Current Distributions of Resistor Networks : An Analogy to Information Flow
This paper details the methods, models, and results of this two part project. The premise of this project is that the information flow between two points in a network can be analogous to the current flow between those two points, given the voltage of those two points and the resistance of the link connecting those two points. The first part of the project was computing the critical exponents for the percolation conductance models. Computing these critical exponents would show if our computational methods were precise, building the foundation for the computational methods used for the second part of the project. The second part was calculating current flow distributions for the Small World Network model. The methods we used involved computational relaxation methods based on Kirchhoff's Current Law and Ohm's Law, applied to a large random resistor network for several iterations. The results from the percolation model indicated that our computational methods were correct, since the critical exponents that were calculated coincided with other researchers' results. The current distribution results revealed that the shape of the current distribution was not affected by the parameters of the system.

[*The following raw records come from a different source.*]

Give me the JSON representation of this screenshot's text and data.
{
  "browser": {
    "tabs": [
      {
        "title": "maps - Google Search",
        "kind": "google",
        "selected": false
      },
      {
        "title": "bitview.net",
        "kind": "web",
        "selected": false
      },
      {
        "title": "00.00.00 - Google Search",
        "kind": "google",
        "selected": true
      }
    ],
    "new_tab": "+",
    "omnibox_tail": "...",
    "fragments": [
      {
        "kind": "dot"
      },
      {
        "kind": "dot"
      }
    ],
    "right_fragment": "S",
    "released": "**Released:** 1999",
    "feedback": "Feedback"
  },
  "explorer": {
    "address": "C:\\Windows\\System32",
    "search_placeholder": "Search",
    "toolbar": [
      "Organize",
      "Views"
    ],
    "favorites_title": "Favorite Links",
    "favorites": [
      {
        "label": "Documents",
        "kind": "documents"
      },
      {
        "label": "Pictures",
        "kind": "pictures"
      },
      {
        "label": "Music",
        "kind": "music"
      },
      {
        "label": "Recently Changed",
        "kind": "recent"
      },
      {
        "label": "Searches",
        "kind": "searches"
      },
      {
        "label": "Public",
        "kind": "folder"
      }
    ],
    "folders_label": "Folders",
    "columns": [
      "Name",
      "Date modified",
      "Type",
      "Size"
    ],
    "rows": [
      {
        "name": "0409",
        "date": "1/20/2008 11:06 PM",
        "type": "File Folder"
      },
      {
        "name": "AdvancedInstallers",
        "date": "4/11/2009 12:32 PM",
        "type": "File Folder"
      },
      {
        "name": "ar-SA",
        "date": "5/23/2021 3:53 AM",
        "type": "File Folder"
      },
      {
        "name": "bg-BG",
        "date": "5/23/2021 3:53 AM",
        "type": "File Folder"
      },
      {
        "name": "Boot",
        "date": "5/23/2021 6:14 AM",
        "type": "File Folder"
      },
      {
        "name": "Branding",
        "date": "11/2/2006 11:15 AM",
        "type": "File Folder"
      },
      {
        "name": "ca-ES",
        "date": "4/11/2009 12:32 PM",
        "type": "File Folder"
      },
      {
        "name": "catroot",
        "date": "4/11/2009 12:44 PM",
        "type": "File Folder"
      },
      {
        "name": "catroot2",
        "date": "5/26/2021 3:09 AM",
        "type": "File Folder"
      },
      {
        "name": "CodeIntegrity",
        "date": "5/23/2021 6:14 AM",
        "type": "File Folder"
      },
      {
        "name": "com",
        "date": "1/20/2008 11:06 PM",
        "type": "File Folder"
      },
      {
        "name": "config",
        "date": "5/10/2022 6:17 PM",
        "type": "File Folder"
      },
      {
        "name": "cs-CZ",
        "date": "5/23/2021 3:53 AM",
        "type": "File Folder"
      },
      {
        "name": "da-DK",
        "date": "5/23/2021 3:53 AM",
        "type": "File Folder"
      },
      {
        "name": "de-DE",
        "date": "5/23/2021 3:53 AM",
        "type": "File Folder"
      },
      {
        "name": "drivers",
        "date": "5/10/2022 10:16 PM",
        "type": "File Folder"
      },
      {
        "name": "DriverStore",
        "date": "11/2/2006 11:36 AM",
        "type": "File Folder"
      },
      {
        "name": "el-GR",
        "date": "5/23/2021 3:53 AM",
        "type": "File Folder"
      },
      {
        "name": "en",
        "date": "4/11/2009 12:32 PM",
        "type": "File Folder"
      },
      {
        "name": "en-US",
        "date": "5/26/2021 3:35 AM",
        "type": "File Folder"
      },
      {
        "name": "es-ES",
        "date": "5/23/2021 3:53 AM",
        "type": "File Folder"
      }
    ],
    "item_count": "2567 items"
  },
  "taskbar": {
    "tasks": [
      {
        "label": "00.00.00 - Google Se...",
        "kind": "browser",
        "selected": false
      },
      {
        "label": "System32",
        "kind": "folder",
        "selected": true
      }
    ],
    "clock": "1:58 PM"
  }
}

Each current distribution was more or less a normal Gaussian shaped bell curve. This led us to conclude that the Small World Network system exhibits behavior similar to that of the Central Limit Theorem.